hey tom! amazing tank as usual!
i noticed that you don't have a co2 indicator in the photos. how are you measuring your co2 levels?
also i came across your old post and loved what you said but have a question about it.
"I've changed Nothing really, just that SOB overflow screwed my CO2 to Hades. Ferts/light/sediment, all the same, but a massive difference in the end result. The CPR prefilter was 10X better choice for the tank.
Just a minor issue with CO2 makes all the difference.
I nag all the time about this, but when you can carefully measure the light and adjust it to within 1-2 umol and the ferts/sediment are the same, tap water and care all, the same, you really end up with only one variable.
And if you target that before you add fish/shrimp etc and use the plants as a good indicator....then you have the turkey cooked good."
so how does one begin to even target the right balance of light? and then co2?
can i ask how many hours your lights are on daily?
You mean a drop checker? I do not use them, hate them.
I've got a few different methods to measure CO2, mostly pH and KH and then some other test to see if there's any non carbonate KH in the tap water.
Then apply the pH/KH chart. Then I've made some known CO2 solutions in a sealed flask. This way I can check to confirm my methods.
No one else seems to bother doing that step. A couple have suggested it using paint ball 12 gram CO2 cartridges, but can you see someone trying to add all that gas into solution into a flask that's sealed without loss?
Know weight of gas etc, but really really hard to dose and dissolve into the water without loss.

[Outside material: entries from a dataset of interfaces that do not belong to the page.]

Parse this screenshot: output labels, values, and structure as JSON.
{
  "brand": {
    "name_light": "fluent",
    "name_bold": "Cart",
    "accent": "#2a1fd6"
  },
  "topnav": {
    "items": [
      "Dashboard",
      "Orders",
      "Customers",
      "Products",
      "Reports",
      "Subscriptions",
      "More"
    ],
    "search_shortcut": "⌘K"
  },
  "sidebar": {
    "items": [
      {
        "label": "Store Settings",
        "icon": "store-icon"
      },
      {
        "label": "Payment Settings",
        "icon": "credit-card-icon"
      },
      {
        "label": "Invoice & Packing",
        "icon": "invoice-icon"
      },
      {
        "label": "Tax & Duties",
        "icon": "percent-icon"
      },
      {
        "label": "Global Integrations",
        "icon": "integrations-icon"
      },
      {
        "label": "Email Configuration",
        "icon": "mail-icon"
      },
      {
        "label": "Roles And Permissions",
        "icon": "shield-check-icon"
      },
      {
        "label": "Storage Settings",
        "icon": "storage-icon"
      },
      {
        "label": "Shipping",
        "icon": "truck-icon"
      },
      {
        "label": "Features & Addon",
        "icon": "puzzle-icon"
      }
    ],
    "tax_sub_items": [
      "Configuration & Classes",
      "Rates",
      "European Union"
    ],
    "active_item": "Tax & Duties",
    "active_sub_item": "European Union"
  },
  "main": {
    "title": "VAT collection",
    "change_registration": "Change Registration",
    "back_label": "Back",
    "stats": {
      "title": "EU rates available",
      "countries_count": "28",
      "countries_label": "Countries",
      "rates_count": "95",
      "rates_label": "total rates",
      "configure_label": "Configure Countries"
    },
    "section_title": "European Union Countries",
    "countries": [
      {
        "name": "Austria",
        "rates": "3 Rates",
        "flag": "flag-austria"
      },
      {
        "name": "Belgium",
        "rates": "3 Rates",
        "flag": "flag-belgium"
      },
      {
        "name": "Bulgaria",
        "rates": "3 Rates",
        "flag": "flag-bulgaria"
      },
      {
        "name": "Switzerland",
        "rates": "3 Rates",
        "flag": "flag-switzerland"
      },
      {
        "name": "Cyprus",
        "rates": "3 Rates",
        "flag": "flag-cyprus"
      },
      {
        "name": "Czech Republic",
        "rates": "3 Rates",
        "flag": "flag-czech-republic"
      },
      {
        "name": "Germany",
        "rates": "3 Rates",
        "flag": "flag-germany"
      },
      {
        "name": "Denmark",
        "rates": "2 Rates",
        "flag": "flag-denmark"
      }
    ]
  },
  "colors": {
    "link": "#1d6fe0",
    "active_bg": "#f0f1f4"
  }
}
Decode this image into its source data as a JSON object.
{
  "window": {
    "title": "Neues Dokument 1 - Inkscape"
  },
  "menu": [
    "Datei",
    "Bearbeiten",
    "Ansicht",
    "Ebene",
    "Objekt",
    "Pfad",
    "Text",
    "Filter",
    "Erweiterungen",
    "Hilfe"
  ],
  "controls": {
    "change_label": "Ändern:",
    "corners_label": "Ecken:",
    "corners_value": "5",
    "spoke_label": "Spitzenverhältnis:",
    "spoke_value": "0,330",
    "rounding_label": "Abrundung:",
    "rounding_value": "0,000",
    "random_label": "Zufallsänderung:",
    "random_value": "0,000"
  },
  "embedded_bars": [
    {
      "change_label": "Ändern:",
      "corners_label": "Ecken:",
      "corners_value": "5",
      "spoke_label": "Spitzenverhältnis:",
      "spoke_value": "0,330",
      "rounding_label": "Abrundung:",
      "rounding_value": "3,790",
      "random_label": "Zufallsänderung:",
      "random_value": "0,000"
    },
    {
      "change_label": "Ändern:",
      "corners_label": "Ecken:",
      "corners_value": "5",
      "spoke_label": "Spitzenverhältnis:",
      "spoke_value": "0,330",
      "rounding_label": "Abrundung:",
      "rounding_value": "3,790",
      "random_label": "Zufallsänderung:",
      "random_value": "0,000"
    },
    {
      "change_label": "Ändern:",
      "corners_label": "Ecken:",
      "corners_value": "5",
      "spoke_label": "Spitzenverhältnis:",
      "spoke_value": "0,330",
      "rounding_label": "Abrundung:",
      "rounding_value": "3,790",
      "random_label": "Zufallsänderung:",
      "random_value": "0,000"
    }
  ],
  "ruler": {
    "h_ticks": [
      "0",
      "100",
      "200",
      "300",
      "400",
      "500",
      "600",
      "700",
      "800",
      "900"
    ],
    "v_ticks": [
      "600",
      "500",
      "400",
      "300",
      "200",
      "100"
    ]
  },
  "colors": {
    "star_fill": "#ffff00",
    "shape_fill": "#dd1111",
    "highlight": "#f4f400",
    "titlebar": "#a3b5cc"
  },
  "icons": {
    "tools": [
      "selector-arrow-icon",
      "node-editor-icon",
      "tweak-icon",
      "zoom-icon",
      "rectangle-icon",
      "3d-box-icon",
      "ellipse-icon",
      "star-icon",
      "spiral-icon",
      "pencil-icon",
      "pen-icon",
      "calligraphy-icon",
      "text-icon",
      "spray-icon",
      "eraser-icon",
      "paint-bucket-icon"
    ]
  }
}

I think they said it just to BS me, I tried it and it was PITA and would break the glass flask etc.
I use the carts for re inflating bike tires, so I have plenty.
I used dry Ice, frozen CO2 gas.
I'm quick between sealing it into a known solution(KH reference DI water mix) and the tank water (KH measured). Since we have a known volume of water and known weight and one case a known KH made entirely from carbonates and DI water, we have the mg/l or ppms.
If the pH/KH match up, then we know the KH is all carbonate and we can use the chart.
If not, we can make adjustments to account for the pH difference.